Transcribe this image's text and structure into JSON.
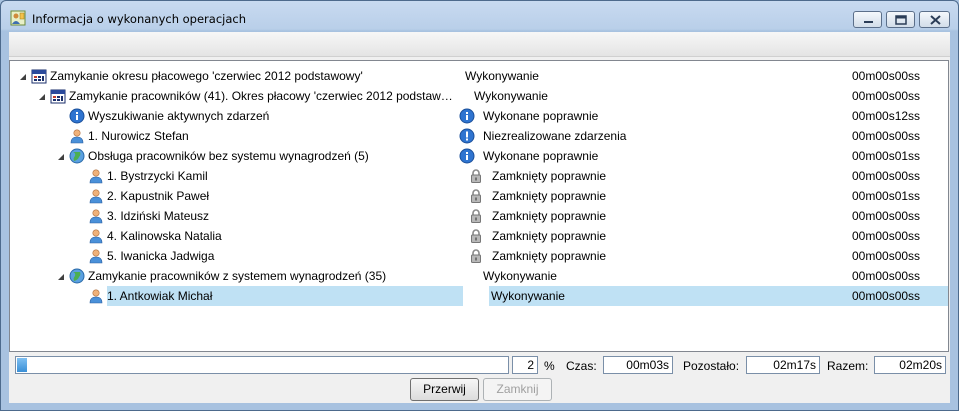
{
  "window": {
    "title": "Informacja o wykonanych operacjach"
  },
  "tree": {
    "rows": [
      {
        "label": "Zamykanie okresu płacowego 'czerwiec 2012 podstawowy'",
        "status": "Wykonywanie",
        "time": "00m00s00ss",
        "icon": "calendar-icon",
        "status_icon": ""
      },
      {
        "label": "Zamykanie pracowników (41). Okres płacowy 'czerwiec 2012 podstaw…",
        "status": "Wykonywanie",
        "time": "00m00s00ss",
        "icon": "calendar-icon",
        "status_icon": ""
      },
      {
        "label": "Wyszukiwanie aktywnych zdarzeń",
        "status": "Wykonane poprawnie",
        "time": "00m00s12ss",
        "icon": "info-icon",
        "status_icon": "info-icon"
      },
      {
        "label": "1. Nurowicz Stefan",
        "status": "Niezrealizowane zdarzenia",
        "time": "00m00s00ss",
        "icon": "person-icon",
        "status_icon": "warning-icon"
      },
      {
        "label": "Obsługa pracowników bez systemu wynagrodzeń (5)",
        "status": "Wykonane poprawnie",
        "time": "00m00s01ss",
        "icon": "globe-icon",
        "status_icon": "info-icon"
      },
      {
        "label": "1. Bystrzycki Kamil",
        "status": "Zamknięty poprawnie",
        "time": "00m00s00ss",
        "icon": "person-icon",
        "status_icon": "lock-icon"
      },
      {
        "label": "2. Kapustnik Paweł",
        "status": "Zamknięty poprawnie",
        "time": "00m00s01ss",
        "icon": "person-icon",
        "status_icon": "lock-icon"
      },
      {
        "label": "3. Idziński Mateusz",
        "status": "Zamknięty poprawnie",
        "time": "00m00s00ss",
        "icon": "person-icon",
        "status_icon": "lock-icon"
      },
      {
        "label": "4. Kalinowska Natalia",
        "status": "Zamknięty poprawnie",
        "time": "00m00s00ss",
        "icon": "person-icon",
        "status_icon": "lock-icon"
      },
      {
        "label": "5. Iwanicka Jadwiga",
        "status": "Zamknięty poprawnie",
        "time": "00m00s00ss",
        "icon": "person-icon",
        "status_icon": "lock-icon"
      },
      {
        "label": "Zamykanie pracowników z systemem wynagrodzeń (35)",
        "status": "Wykonywanie",
        "time": "00m00s00ss",
        "icon": "globe-icon",
        "status_icon": ""
      },
      {
        "label": "1. Antkowiak Michał",
        "status": "Wykonywanie",
        "time": "00m00s00ss",
        "icon": "person-icon",
        "status_icon": "",
        "selected": true
      }
    ]
  },
  "status_bar": {
    "progress_percent": 2,
    "progress_text": "2",
    "percent_sign": "%",
    "time_label": "Czas:",
    "time_value": "00m03s",
    "remaining_label": "Pozostało:",
    "remaining_value": "02m17s",
    "total_label": "Razem:",
    "total_value": "02m20s"
  },
  "buttons": {
    "interrupt_label": "Przerwij",
    "close_label": "Zamknij"
  },
  "colors": {
    "selection": "#bfe1f4",
    "title_bar": "#b9cfe9"
  }
}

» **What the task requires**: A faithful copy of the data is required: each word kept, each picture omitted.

» **The completed task**:
Transcribe this image's text and structure into JSON.
{
  "window": {
    "title": "Informacja o wykonanych operacjach"
  },
  "tree": {
    "rows": [
      {
        "label": "Zamykanie okresu płacowego 'czerwiec 2012 podstawowy'",
        "status": "Wykonywanie",
        "time": "00m00s00ss",
        "icon": "calendar-icon",
        "status_icon": ""
      },
      {
        "label": "Zamykanie pracowników (41). Okres płacowy 'czerwiec 2012 podstaw…",
        "status": "Wykonywanie",
        "time": "00m00s00ss",
        "icon": "calendar-icon",
        "status_icon": ""
      },
      {
        "label": "Wyszukiwanie aktywnych zdarzeń",
        "status": "Wykonane poprawnie",
        "time": "00m00s12ss",
        "icon": "info-icon",
        "status_icon": "info-icon"
      },
      {
        "label": "1. Nurowicz Stefan",
        "status": "Niezrealizowane zdarzenia",
        "time": "00m00s00ss",
        "icon": "person-icon",
        "status_icon": "warning-icon"
      },
      {
        "label": "Obsługa pracowników bez systemu wynagrodzeń (5)",
        "status": "Wykonane poprawnie",
        "time": "00m00s01ss",
        "icon": "globe-icon",
        "status_icon": "info-icon"
      },
      {
        "label": "1. Bystrzycki Kamil",
        "status": "Zamknięty poprawnie",
        "time": "00m00s00ss",
        "icon": "person-icon",
        "status_icon": "lock-icon"
      },
      {
        "label": "2. Kapustnik Paweł",
        "status": "Zamknięty poprawnie",
        "time": "00m00s01ss",
        "icon": "person-icon",
        "status_icon": "lock-icon"
      },
      {
        "label": "3. Idziński Mateusz",
        "status": "Zamknięty poprawnie",
        "time": "00m00s00ss",
        "icon": "person-icon",
        "status_icon": "lock-icon"
      },
      {
        "label": "4. Kalinowska Natalia",
        "status": "Zamknięty poprawnie",
        "time": "00m00s00ss",
        "icon": "person-icon",
        "status_icon": "lock-icon"
      },
      {
        "label": "5. Iwanicka Jadwiga",
        "status": "Zamknięty poprawnie",
        "time": "00m00s00ss",
        "icon": "person-icon",
        "status_icon": "lock-icon"
      },
      {
        "label": "Zamykanie pracowników z systemem wynagrodzeń (35)",
        "status": "Wykonywanie",
        "time": "00m00s00ss",
        "icon": "globe-icon",
        "status_icon": ""
      },
      {
        "label": "1. Antkowiak Michał",
        "status": "Wykonywanie",
        "time": "00m00s00ss",
        "icon": "person-icon",
        "status_icon": "",
        "selected": true
      }
    ]
  },
  "status_bar": {
    "progress_percent": 2,
    "progress_text": "2",
    "percent_sign": "%",
    "time_label": "Czas:",
    "time_value": "00m03s",
    "remaining_label": "Pozostało:",
    "remaining_value": "02m17s",
    "total_label": "Razem:",
    "total_value": "02m20s"
  },
  "buttons": {
    "interrupt_label": "Przerwij",
    "close_label": "Zamknij"
  },
  "colors": {
    "selection": "#bfe1f4",
    "title_bar": "#b9cfe9"
  }
}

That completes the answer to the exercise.